[WORK TASK]: Please read the records below and return each line holding the string "Specification".

[Entries from a dataset of interfaces]:
§ §
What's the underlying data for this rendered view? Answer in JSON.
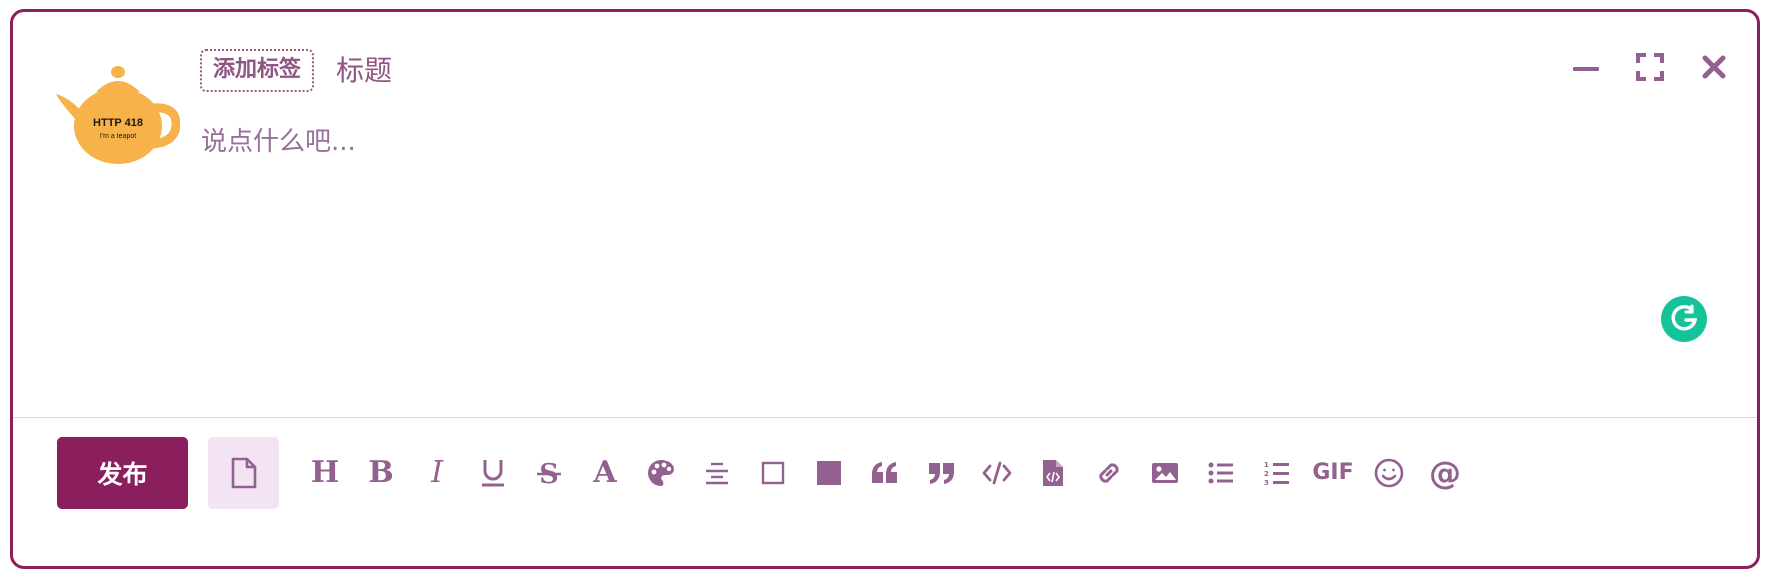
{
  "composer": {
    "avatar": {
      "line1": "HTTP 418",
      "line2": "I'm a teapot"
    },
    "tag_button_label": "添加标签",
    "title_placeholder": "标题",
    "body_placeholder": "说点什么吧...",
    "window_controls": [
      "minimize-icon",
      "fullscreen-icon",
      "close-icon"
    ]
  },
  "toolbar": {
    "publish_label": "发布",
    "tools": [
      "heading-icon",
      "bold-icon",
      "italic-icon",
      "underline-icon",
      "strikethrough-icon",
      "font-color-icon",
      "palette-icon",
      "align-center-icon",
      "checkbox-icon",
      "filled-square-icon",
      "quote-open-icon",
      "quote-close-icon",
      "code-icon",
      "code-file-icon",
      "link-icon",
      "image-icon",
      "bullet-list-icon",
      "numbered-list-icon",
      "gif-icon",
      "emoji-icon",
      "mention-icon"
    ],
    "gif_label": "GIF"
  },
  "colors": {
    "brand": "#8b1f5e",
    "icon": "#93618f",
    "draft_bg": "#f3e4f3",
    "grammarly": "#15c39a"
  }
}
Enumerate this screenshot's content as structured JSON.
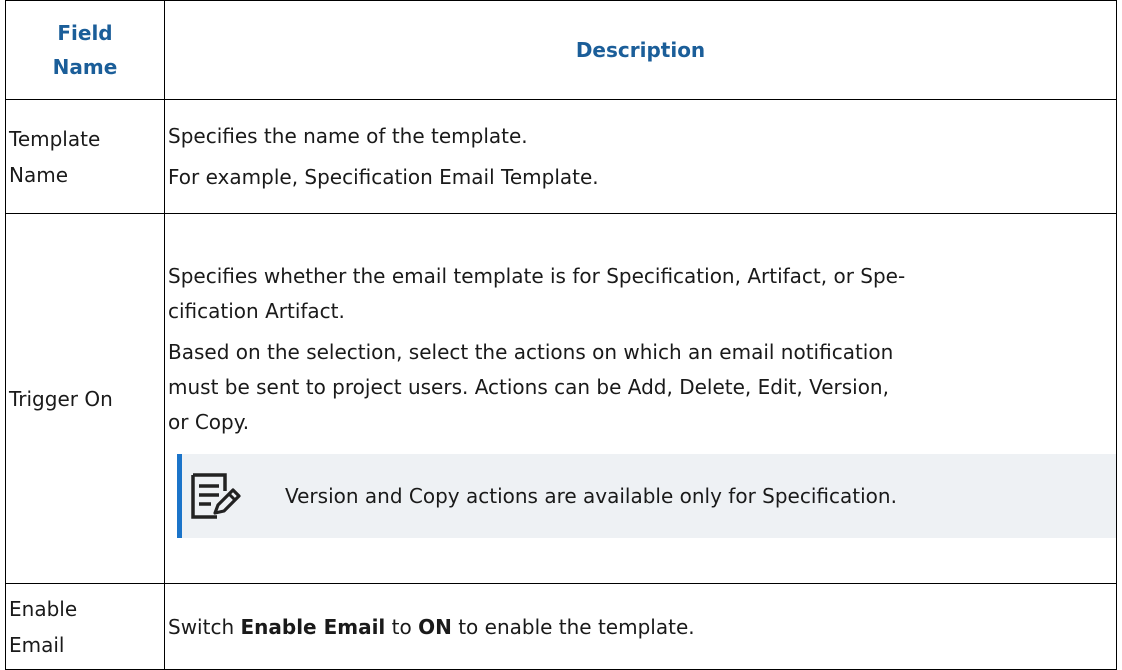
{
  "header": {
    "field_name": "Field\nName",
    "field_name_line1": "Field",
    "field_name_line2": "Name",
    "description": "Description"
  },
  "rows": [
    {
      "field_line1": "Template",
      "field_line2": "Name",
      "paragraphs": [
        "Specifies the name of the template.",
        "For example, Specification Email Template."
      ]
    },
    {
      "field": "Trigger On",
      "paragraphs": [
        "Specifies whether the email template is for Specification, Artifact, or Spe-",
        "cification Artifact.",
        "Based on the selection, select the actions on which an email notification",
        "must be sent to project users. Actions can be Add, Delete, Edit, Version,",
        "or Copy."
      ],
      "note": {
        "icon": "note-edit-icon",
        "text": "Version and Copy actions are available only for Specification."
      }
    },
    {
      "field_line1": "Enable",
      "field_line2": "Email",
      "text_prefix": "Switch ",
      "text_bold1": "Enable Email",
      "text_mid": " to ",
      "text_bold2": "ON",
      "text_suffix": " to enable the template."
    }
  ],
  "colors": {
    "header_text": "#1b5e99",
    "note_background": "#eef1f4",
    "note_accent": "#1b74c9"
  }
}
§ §
[YOUR SOLUTION]:
        "For example, Specification Email Template."
        "Specifies whether the email template is for Specification, Artifact, or Spe-",
        "text": "Version and Copy actions are available only for Specification."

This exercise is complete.